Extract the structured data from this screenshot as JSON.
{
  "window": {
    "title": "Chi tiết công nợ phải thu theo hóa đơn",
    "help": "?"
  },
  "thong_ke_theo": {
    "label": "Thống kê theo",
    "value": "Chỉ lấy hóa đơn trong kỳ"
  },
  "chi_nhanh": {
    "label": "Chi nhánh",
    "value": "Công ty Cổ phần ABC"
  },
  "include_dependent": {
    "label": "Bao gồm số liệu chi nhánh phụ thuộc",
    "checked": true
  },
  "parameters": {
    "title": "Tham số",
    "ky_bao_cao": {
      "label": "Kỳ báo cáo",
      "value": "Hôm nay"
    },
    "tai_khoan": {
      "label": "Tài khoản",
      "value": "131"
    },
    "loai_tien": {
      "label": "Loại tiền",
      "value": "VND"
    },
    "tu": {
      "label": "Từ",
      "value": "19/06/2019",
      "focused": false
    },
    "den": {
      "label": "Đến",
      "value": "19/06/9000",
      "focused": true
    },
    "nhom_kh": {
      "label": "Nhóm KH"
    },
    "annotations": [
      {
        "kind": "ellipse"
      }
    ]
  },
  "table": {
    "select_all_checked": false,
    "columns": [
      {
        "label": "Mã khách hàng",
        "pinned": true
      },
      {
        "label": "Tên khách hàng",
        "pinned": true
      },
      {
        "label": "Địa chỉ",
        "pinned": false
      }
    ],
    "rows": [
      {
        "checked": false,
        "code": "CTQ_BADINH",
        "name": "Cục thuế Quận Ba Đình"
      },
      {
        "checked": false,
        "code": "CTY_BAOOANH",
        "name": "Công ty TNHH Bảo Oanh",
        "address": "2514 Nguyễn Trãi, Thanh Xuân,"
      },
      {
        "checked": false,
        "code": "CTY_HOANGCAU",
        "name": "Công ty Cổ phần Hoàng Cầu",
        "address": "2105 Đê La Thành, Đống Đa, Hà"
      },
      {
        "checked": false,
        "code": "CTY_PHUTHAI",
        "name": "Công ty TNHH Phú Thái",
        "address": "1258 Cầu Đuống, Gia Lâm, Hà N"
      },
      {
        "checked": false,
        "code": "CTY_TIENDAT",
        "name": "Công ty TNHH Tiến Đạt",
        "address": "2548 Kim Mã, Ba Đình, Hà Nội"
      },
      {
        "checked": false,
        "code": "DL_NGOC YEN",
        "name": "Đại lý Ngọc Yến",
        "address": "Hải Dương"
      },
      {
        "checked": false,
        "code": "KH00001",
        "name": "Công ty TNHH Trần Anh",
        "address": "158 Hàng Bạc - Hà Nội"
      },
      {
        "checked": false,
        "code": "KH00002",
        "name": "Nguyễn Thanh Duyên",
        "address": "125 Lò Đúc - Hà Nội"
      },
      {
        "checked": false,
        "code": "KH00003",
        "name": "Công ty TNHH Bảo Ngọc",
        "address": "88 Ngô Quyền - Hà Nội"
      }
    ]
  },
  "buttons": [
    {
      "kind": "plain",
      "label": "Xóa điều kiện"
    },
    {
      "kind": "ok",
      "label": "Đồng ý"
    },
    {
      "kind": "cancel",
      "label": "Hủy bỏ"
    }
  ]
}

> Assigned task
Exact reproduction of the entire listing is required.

> Reply
Extract the structured data from this screenshot as JSON.
{
  "window": {
    "title": "Chi tiết công nợ phải thu theo hóa đơn",
    "help": "?"
  },
  "thong_ke_theo": {
    "label": "Thống kê theo",
    "value": "Chỉ lấy hóa đơn trong kỳ"
  },
  "chi_nhanh": {
    "label": "Chi nhánh",
    "value": "Công ty Cổ phần ABC"
  },
  "include_dependent": {
    "label": "Bao gồm số liệu chi nhánh phụ thuộc",
    "checked": true
  },
  "parameters": {
    "title": "Tham số",
    "ky_bao_cao": {
      "label": "Kỳ báo cáo",
      "value": "Hôm nay"
    },
    "tai_khoan": {
      "label": "Tài khoản",
      "value": "131"
    },
    "loai_tien": {
      "label": "Loại tiền",
      "value": "VND"
    },
    "tu": {
      "label": "Từ",
      "value": "19/06/2019",
      "focused": false
    },
    "den": {
      "label": "Đến",
      "value": "19/06/9000",
      "focused": true
    },
    "nhom_kh": {
      "label": "Nhóm KH"
    },
    "annotations": [
      {
        "kind": "ellipse"
      }
    ]
  },
  "table": {
    "select_all_checked": false,
    "columns": [
      {
        "label": "Mã khách hàng",
        "pinned": true
      },
      {
        "label": "Tên khách hàng",
        "pinned": true
      },
      {
        "label": "Địa chỉ",
        "pinned": false
      }
    ],
    "rows": [
      {
        "checked": false,
        "code": "CTQ_BADINH",
        "name": "Cục thuế Quận Ba Đình"
      },
      {
        "checked": false,
        "code": "CTY_BAOOANH",
        "name": "Công ty TNHH Bảo Oanh",
        "address": "2514 Nguyễn Trãi, Thanh Xuân,"
      },
      {
        "checked": false,
        "code": "CTY_HOANGCAU",
        "name": "Công ty Cổ phần Hoàng Cầu",
        "address": "2105 Đê La Thành, Đống Đa, Hà"
      },
      {
        "checked": false,
        "code": "CTY_PHUTHAI",
        "name": "Công ty TNHH Phú Thái",
        "address": "1258 Cầu Đuống, Gia Lâm, Hà N"
      },
      {
        "checked": false,
        "code": "CTY_TIENDAT",
        "name": "Công ty TNHH Tiến Đạt",
        "address": "2548 Kim Mã, Ba Đình, Hà Nội"
      },
      {
        "checked": false,
        "code": "DL_NGOC YEN",
        "name": "Đại lý Ngọc Yến",
        "address": "Hải Dương"
      },
      {
        "checked": false,
        "code": "KH00001",
        "name": "Công ty TNHH Trần Anh",
        "address": "158 Hàng Bạc - Hà Nội"
      },
      {
        "checked": false,
        "code": "KH00002",
        "name": "Nguyễn Thanh Duyên",
        "address": "125 Lò Đúc - Hà Nội"
      },
      {
        "checked": false,
        "code": "KH00003",
        "name": "Công ty TNHH Bảo Ngọc",
        "address": "88 Ngô Quyền - Hà Nội"
      }
    ]
  },
  "buttons": [
    {
      "kind": "plain",
      "label": "Xóa điều kiện"
    },
    {
      "kind": "ok",
      "label": "Đồng ý"
    },
    {
      "kind": "cancel",
      "label": "Hủy bỏ"
    }
  ]
}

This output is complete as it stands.